Latin for "the thing speaks for itself." In tort law, a principle that allows plaintiffs to meet their burden of proof with what is, in effect, circumstantial evidence. The plaintiff can create a rebuttable presumption of negligence by the defendant by proving that the harm would not ordinarily have occurred without negligence, that the object that caused the harm was under the defendant’s control, and that there are no other plausible explanations.
Definition from Nolo’s Plain-English Law Dictionary
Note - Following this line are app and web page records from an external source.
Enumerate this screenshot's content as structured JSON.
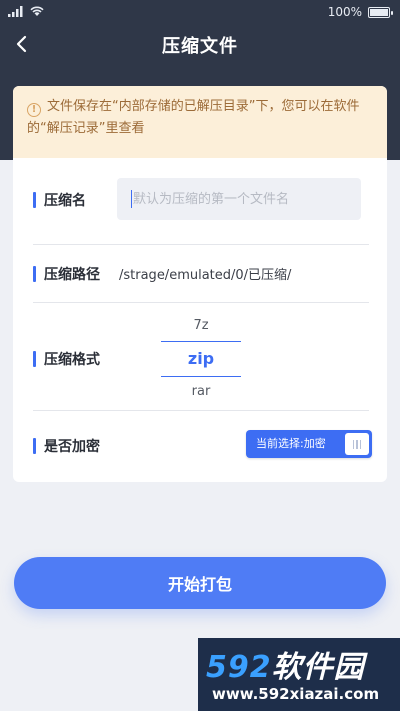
{
  "status_bar": {
    "battery": "100%"
  },
  "nav": {
    "title": "压缩文件"
  },
  "notice": {
    "text": "文件保存在“内部存储的已解压目录”下，您可以在软件的“解压记录”里查看"
  },
  "form": {
    "name_label": "压缩名",
    "name_placeholder": "默认为压缩的第一个文件名",
    "path_label": "压缩路径",
    "path_value": "/strage/emulated/0/已压缩/",
    "format_label": "压缩格式",
    "formats": [
      "7z",
      "zip",
      "rar"
    ],
    "format_selected": "zip",
    "encrypt_label": "是否加密",
    "encrypt_toggle_text": "当前选择:加密"
  },
  "actions": {
    "start_label": "开始打包"
  },
  "watermark": {
    "brand_num": "592",
    "brand_cn": "软件园",
    "url": "www.592xiazai.com"
  },
  "colors": {
    "header_bg": "#2f3748",
    "accent": "#3d6df3",
    "button": "#4f7cf5",
    "notice_bg": "#fcefd9"
  }
}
(ray-sip-sah loh-quit-er) Latin for "the thing speaks for itself"; a legal presumption that a defendant acted negligently even though there may be no direct evidence of liability. For example, a construction company is presumed to be negligent if a load of bricks under its control falls off a roof and injures a pedestrian, even though nobody witnessed the accident. The presumption arises only if 1) the thing that caused the accident was under the defendant's control, 2) the accident could happen only as a result of a careless act, and 3) the injured plaintiff's behavior did not contribute to the accident. Lawyers also refer to this doctrine as "res ips" or "res ipsa."
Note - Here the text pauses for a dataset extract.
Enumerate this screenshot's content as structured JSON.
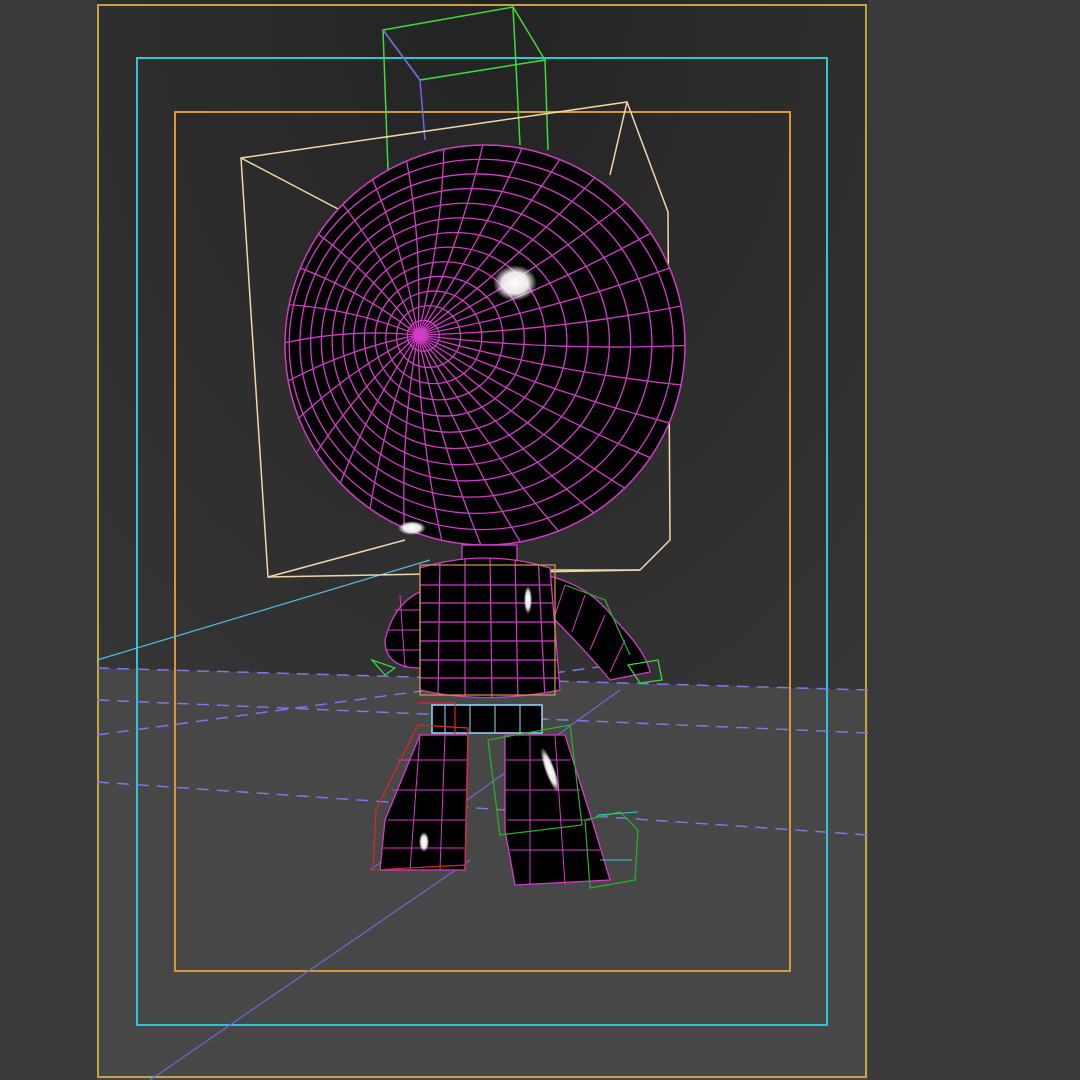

Definition provided by Nolo’s Plain-English Law Dictionary.
August 19, 2010, 5:23 pm